**WHAT YOU WILL DO**
Beginning with the line that holds "What data populates", copy each line to the end of the records exactly, except the pictures.

········

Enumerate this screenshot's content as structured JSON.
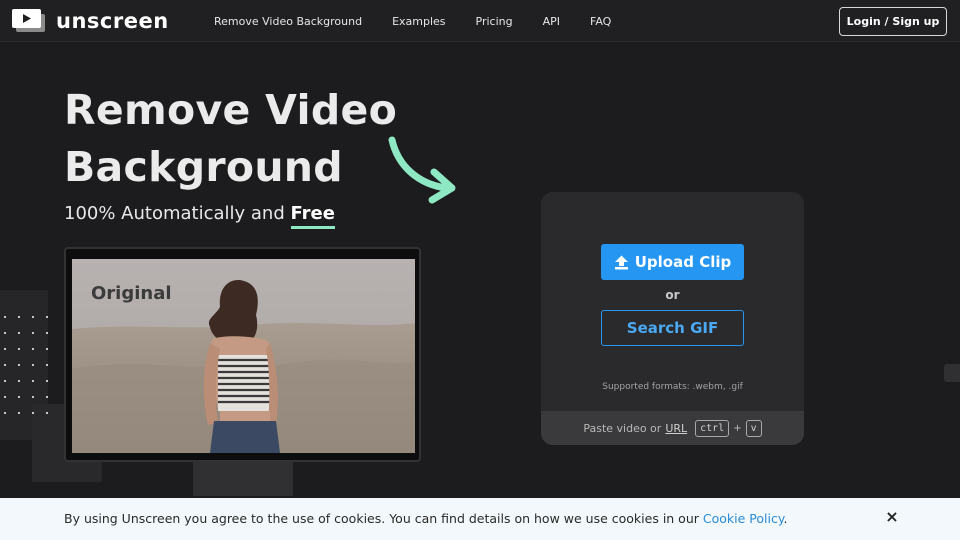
{
  "nav": {
    "brand": "unscreen",
    "links": [
      "Remove Video Background",
      "Examples",
      "Pricing",
      "API",
      "FAQ"
    ],
    "login_label": "Login / Sign up"
  },
  "hero": {
    "title_line1": "Remove Video",
    "title_line2": "Background",
    "subtitle_prefix": "100% Automatically and ",
    "subtitle_free": "Free",
    "demo_label": "Original"
  },
  "upload": {
    "upload_label": "Upload Clip",
    "or_label": "or",
    "search_label": "Search GIF",
    "formats_text": "Supported formats: .webm, .gif",
    "paste_prefix": "Paste video or",
    "paste_url": "URL",
    "key_ctrl": "ctrl",
    "key_plus": "+",
    "key_v": "v"
  },
  "cookie": {
    "text": "By using Unscreen you agree to the use of cookies. You can find details on how we use cookies in our ",
    "link": "Cookie Policy",
    "suffix": ".",
    "close": "×"
  },
  "colors": {
    "accent_blue": "#2596f2",
    "accent_green": "#8ee8c4",
    "background": "#1c1c1e"
  },
  "icons": [
    "play-logo-icon",
    "upload-icon",
    "curved-arrow-icon",
    "close-icon"
  ]
}
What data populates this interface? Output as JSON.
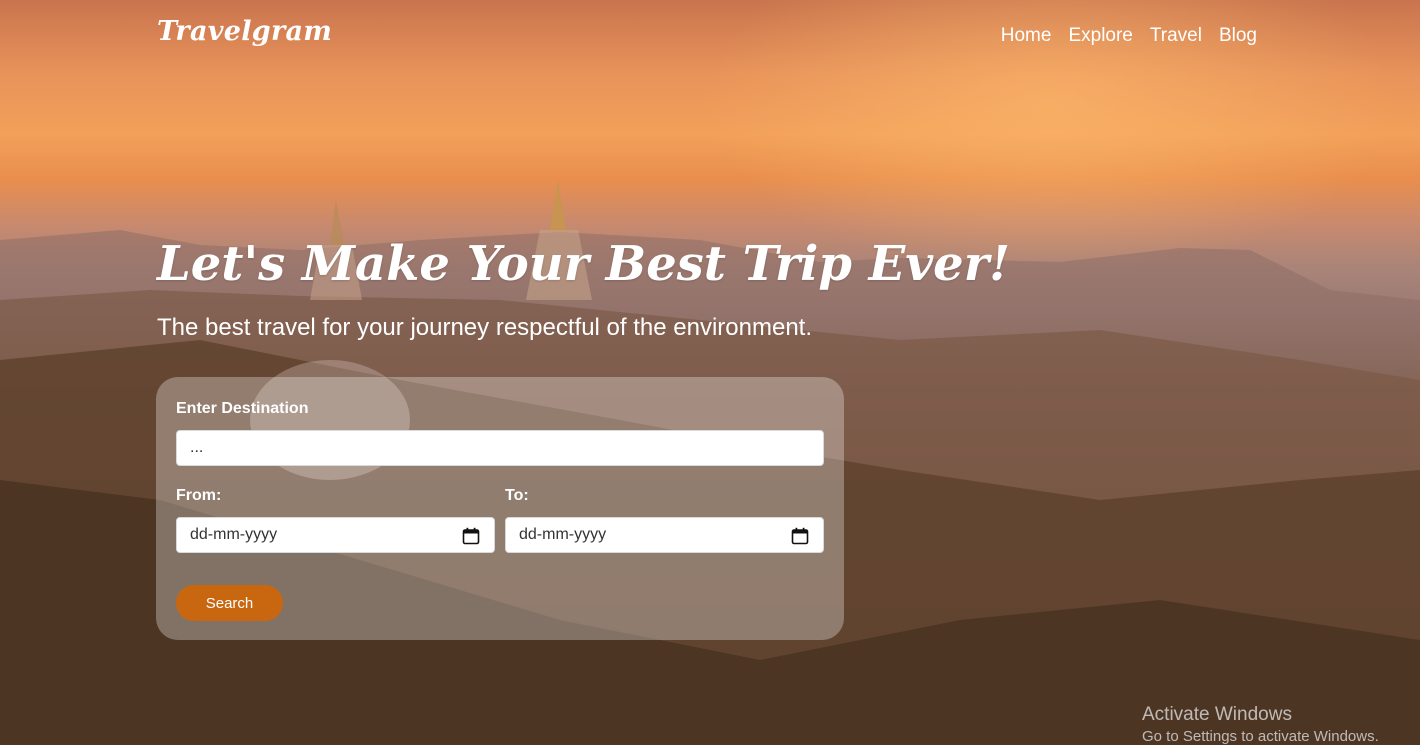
{
  "header": {
    "logo": "Travelgram",
    "nav": [
      "Home",
      "Explore",
      "Travel",
      "Blog"
    ]
  },
  "hero": {
    "title": "Let's Make Your Best Trip Ever!",
    "subtitle": "The best travel for your journey respectful of the environment."
  },
  "form": {
    "destination_label": "Enter Destination",
    "destination_placeholder": "...",
    "from_label": "From:",
    "from_placeholder": "dd-mm-yyyy",
    "to_label": "To:",
    "to_placeholder": "dd-mm-yyyy",
    "search_label": "Search"
  },
  "watermark": {
    "title": "Activate Windows",
    "subtitle": "Go to Settings to activate Windows."
  },
  "colors": {
    "accent": "#c8670f",
    "text": "#ffffff"
  },
  "icons": {
    "date": "calendar-icon"
  }
}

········

**ANSWER AREA**
What data populates this interface? Output as JSON.
{
  "header": {
    "logo": "Travelgram",
    "nav": [
      "Home",
      "Explore",
      "Travel",
      "Blog"
    ]
  },
  "hero": {
    "title": "Let's Make Your Best Trip Ever!",
    "subtitle": "The best travel for your journey respectful of the environment."
  },
  "form": {
    "destination_label": "Enter Destination",
    "destination_placeholder": "...",
    "from_label": "From:",
    "from_placeholder": "dd-mm-yyyy",
    "to_label": "To:",
    "to_placeholder": "dd-mm-yyyy",
    "search_label": "Search"
  },
  "watermark": {
    "title": "Activate Windows",
    "subtitle": "Go to Settings to activate Windows."
  },
  "colors": {
    "accent": "#c8670f",
    "text": "#ffffff"
  },
  "icons": {
    "date": "calendar-icon"
  }
}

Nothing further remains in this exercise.